Zimbabwe borrowed US$1,4bn to prop up economy
ZIMBABWE borrowed US$1,4 billion from the African Export and Import Bank (Afreximbank) since 2017 to finance acquisition of strategic commodities, currency reforms and prop up the economy.
According to an extra-ordinary Government Gazette published at the weekend, the Reserve Bank of Zimbabwe (RBZ) contracted three loans with Afreximbank since 2017 that were guaranteed by the government.
The country was advanced a US$600 million loan by Afreximbank on December 27, 2017 for a period of three years. The line of credit was used to support the RBZ in financing trade-related transactions and projects in the country, including the purchase of strategic products like fuel.
Its financing was supported by the country’s export proceeds, including gold and other mining exports. The loan was meant to boost trade into and out of the country and promote economic development.
On May 21, 2019, the Government Gazette reported, the RBZ entered into a US$500 million loan agreement with the pan-African bank for a period of four years to be “utilised for the purchase of strategic commodities and prospective currency reform programme”.
The same year on December 31, Afreximbank entered into a US300 million loan with the central bank. The loan had a tenure of five years and was meant to purchase strategic commodities for the country. The loans were at concessionary rates.
The country embarked on currency reforms that saw it reintroducing the-then demonitised Zimbabwe dollar in June 2019, dumping a multi-currency regime dominated by the United States dollar, introduced in January 2009. Finance and Economic Development minister Mthuli Ncube caused the publication of the loan agreements in the Government Gazette in terms of the country’s constitution.
Afreximbank has over the years became a lender of last resort for Zimbabwe after the World Bank, the International Monetary Fund and other multilateral financial institutions withdrew funding to the country, arguing the southern African nation had failed to settle its international debts.
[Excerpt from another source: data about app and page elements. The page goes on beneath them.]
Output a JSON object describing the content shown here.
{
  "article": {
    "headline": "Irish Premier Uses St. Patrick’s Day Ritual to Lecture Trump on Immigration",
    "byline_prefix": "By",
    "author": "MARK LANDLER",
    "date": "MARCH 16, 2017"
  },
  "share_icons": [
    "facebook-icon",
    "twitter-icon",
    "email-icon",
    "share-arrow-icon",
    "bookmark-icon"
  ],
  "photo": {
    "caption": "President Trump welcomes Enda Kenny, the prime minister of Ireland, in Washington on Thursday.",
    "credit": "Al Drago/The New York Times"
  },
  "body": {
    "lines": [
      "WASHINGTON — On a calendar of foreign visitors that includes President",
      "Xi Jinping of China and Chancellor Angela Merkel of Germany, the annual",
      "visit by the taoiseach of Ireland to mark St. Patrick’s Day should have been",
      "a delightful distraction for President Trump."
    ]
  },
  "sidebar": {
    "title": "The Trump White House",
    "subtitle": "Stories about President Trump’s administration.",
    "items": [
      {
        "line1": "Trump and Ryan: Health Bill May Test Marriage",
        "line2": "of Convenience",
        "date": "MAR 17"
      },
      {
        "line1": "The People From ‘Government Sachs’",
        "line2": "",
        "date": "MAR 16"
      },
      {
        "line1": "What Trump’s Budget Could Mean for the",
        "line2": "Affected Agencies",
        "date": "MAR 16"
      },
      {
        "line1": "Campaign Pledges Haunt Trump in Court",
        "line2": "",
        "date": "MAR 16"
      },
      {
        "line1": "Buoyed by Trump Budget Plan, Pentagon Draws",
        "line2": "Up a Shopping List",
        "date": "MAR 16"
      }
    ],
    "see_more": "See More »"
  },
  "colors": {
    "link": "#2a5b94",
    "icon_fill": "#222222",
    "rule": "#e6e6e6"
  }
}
But the country argued the matter was more political than financial after it was slapped with sanctions by the European Union and the United States at the turn of the century when the government embarked on a chaotic land reform programme in the early 2000s that resulted in white commercial farmers losing land and property to indigenous blacks.